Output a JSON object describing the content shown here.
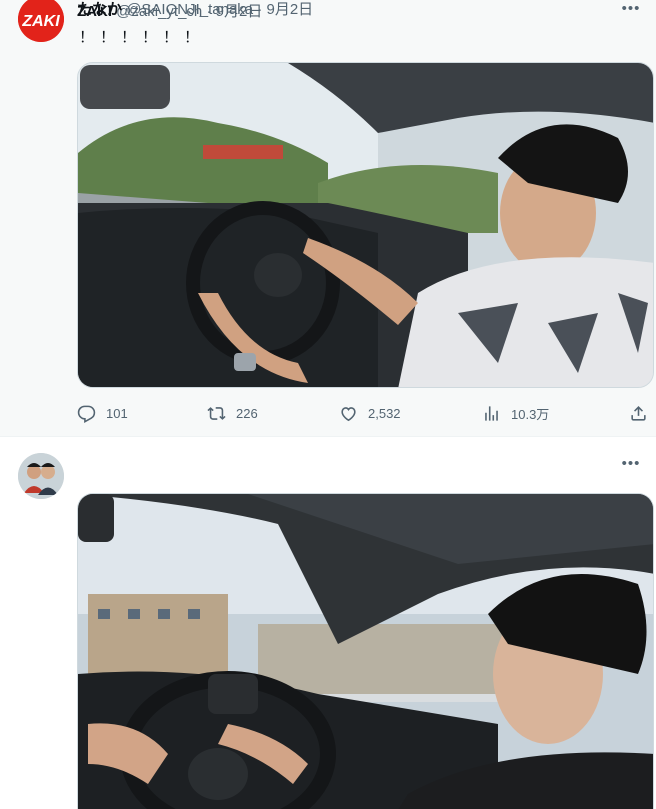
{
  "tweets": [
    {
      "avatar_label": "ZAKI",
      "name": "ZAKI",
      "handle": "@zaki_yt_ch",
      "separator": "·",
      "date": "9月2日",
      "text": "！！！！！！",
      "media_alt": "Man driving a Toyota car",
      "stats": {
        "replies": "101",
        "retweets": "226",
        "likes": "2,532",
        "views": "10.3万"
      }
    },
    {
      "name": "たなか",
      "handle": "@SAIONJI_tanaka",
      "separator": "·",
      "date": "9月2日",
      "media_alt": "Man driving a Toyota car"
    }
  ],
  "icons": {
    "more": "more-icon",
    "reply": "reply-icon",
    "retweet": "retweet-icon",
    "like": "heart-icon",
    "views": "views-icon",
    "share": "share-icon"
  },
  "colors": {
    "accent": "#1d9bf0",
    "avatar_bg": "#e2231a",
    "secondary_text": "#536471"
  }
}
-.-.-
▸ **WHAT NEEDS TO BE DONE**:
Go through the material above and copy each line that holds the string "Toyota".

▸ **SOLUTION**:
      "media_alt": "Man driving a Toyota car",
      "media_alt": "Man driving a Toyota car"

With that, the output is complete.